Interestingly, many scholars have suggested that many of the people deemed witches were, in fact, traumatized citizens who were suffering the ills of rape, child abuse, poverty,gender oppression, and other psychologically damaging events.  Not coincidentally, these also tend to be the most common factors predicting a mental illness diagnosis. Trauma survivors and those with developmental disruptions tend to make perfect scapegoats; they spent their childhood learning how to be just that.
Are you upset and struggling with this thing called life? Mentally ill. Are you violent? Mentally ill. Are you passive and avoid conflict? Mentally ill. Are you angry? Mentally ill. Are you energetic and happy all the time? Mentally ill. Are you numb and repressing emotions? Mentally ill. Are you anti-authoritarian? Mentally ill. What an easy solution. If every person who acts ‘crazy’ and does bad things is, by definition, crazy, then I guess the witch-hunters, er, mental health professionals are right. All the bad things that happen are because of mental illness.
The Helping Families in Mental Health Crisis Act (H.R. 2646) is a prime example of hysteria reaching the Federal government, in much the same way fear of witches did 600 years ago. In the same vein as burning the witches in Salem, Murphy and others are suggesting that we essentially “round ‘em up, drug ‘em, and lock ‘em away” in an effort to ameliorate society’s fear of death and violence. Yes, there are likely many other political and financial reasons for this, but people are afraid and Murphy has provided a scapegoat and a method to give the illusion of action and control. People seem to believe that persecuting, excluding, and taking away the rights of people already in distress will somehow result in American society becoming whole and safe. Witch hunts did nothing to increase security or safety; they bred fear and hatred. Perhaps by understanding the uncanny and disturbing similarities between the hysteria of the 16th and 17th centuries and our current culture, we might be able to heed warning and save the lives of thousands of vulnerable and powerless individuals before it’s too late.

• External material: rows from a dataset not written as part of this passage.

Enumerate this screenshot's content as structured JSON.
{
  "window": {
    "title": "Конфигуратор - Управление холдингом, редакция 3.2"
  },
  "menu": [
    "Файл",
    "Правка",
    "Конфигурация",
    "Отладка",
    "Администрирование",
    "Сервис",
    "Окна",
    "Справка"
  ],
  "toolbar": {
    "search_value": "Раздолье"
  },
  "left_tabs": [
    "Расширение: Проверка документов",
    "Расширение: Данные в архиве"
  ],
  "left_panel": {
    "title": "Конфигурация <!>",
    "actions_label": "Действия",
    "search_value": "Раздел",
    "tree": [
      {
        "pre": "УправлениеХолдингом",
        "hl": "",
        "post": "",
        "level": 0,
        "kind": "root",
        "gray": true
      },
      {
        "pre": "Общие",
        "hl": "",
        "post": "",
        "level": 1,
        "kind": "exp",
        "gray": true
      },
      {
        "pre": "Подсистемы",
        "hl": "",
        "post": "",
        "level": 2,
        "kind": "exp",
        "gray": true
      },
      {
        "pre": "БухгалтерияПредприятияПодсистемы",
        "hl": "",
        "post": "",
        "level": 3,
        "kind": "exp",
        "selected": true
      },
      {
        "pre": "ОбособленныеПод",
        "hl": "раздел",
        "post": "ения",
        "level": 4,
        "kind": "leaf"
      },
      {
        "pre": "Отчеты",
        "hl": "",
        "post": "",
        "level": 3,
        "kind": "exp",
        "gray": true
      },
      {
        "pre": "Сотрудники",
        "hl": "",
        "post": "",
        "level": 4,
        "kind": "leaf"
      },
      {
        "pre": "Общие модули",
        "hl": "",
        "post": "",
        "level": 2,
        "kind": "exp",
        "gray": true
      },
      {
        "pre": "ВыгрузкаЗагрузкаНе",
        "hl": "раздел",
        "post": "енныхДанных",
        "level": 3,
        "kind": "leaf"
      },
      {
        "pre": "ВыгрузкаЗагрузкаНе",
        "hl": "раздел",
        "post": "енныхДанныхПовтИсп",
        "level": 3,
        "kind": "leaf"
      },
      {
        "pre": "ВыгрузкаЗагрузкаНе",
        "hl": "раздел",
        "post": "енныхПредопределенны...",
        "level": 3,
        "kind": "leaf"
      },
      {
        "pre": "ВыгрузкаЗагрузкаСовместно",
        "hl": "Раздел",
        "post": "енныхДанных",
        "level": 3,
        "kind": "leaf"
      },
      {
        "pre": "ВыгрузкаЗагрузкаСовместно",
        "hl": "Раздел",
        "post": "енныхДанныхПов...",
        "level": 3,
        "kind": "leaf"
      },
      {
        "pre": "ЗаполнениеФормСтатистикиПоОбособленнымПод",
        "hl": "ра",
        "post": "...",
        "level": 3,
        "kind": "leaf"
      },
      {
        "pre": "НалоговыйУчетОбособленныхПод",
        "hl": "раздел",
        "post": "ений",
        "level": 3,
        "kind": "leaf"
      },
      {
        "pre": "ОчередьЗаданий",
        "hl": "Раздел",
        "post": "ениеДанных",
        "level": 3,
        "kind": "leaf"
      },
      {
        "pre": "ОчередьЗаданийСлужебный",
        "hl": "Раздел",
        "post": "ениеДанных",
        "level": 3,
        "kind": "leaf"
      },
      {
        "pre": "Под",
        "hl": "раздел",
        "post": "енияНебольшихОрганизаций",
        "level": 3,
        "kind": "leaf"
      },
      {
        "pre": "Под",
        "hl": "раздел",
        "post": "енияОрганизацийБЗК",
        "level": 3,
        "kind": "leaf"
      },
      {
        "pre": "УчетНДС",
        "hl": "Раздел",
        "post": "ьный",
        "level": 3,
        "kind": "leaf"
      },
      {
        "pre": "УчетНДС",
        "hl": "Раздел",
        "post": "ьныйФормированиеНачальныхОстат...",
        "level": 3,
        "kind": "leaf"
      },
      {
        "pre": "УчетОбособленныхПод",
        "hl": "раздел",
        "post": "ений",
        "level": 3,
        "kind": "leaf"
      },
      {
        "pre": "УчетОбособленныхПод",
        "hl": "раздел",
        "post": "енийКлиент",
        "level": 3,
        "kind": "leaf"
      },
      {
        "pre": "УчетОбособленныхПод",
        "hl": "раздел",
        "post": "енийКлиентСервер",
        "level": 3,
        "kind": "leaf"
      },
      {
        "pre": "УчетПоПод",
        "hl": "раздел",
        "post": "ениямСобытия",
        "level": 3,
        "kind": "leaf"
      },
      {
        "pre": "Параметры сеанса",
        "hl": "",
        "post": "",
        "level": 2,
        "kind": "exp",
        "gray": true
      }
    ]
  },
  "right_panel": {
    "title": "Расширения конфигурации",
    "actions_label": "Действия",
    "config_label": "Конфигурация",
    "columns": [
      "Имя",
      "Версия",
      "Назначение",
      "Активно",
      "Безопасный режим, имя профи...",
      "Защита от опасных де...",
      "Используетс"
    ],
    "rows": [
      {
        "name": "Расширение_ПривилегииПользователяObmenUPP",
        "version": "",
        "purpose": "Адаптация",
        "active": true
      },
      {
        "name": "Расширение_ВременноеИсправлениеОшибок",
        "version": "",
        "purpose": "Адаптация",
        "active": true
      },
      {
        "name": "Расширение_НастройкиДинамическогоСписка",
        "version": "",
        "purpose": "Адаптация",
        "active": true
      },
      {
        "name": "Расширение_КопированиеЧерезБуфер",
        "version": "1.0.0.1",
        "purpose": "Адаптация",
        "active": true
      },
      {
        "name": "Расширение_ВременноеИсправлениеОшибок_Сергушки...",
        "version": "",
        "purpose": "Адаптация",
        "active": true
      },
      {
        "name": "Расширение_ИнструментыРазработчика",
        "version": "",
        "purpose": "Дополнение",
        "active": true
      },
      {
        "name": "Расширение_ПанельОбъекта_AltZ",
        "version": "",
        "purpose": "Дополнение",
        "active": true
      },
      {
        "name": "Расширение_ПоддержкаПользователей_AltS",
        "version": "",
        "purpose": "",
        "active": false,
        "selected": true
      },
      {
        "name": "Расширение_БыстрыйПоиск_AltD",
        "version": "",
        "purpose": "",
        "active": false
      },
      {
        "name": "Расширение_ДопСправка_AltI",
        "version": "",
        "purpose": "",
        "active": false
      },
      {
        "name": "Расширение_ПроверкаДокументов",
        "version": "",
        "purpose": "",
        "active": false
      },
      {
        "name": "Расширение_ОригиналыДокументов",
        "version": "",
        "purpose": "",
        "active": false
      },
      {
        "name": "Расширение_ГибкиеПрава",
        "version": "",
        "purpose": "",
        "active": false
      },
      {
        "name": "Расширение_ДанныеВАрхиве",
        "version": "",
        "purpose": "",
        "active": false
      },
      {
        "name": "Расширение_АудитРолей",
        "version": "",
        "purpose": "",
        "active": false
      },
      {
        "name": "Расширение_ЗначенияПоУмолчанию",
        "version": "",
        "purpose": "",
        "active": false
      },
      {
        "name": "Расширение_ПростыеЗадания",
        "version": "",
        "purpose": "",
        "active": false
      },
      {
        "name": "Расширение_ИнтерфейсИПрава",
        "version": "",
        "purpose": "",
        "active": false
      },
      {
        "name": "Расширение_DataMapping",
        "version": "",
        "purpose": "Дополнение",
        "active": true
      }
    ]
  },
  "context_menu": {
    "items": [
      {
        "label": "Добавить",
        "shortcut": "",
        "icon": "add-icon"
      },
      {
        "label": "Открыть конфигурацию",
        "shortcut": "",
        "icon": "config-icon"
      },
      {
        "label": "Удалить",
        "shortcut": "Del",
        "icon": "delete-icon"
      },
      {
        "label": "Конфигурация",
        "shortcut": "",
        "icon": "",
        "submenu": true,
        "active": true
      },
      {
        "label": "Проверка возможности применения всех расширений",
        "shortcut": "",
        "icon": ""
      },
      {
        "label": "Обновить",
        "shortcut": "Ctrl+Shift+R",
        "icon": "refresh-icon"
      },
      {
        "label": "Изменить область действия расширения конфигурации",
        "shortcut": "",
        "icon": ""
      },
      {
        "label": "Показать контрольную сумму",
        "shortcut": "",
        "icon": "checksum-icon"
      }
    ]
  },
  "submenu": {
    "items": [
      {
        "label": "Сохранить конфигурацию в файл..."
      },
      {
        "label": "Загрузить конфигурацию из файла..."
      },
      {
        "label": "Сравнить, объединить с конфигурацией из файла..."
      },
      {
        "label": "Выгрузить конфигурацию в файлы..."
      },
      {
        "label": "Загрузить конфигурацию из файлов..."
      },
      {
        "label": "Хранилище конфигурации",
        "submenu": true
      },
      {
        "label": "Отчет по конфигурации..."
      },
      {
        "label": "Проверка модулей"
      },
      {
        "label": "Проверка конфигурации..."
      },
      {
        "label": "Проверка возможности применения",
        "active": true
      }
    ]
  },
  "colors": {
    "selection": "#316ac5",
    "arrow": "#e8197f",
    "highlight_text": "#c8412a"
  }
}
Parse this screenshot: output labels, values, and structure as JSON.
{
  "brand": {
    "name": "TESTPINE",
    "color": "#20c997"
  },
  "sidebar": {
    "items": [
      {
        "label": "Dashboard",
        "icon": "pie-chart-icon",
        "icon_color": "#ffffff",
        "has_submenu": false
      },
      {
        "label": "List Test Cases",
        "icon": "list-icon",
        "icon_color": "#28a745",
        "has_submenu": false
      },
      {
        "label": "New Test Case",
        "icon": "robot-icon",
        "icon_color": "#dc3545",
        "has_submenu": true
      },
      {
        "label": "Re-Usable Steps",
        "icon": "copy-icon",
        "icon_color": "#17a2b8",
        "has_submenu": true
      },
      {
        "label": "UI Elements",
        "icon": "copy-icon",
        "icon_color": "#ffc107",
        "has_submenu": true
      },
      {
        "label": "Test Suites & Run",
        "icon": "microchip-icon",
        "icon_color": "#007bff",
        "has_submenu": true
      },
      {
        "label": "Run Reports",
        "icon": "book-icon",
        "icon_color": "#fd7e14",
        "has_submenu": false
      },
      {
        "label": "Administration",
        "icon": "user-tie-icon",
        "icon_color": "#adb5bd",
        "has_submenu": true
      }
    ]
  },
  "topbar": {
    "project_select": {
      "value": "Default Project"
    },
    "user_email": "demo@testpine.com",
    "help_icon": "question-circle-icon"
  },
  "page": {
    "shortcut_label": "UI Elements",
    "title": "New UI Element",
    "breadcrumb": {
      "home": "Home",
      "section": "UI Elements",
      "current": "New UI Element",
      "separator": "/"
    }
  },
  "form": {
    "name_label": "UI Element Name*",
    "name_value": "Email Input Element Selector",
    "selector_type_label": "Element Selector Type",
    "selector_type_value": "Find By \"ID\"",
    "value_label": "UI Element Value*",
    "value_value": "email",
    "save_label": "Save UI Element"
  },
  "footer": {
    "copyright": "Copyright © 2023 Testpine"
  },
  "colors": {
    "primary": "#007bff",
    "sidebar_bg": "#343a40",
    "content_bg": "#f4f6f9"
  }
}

Noel Hunter
Madness and Meaning in the Human Experience: A clinical psychology doctoral student, Noel explores the link between trauma and various anomalous states and the need for recognition of states of extreme distress as meaningful responses to overwhelming life experiences.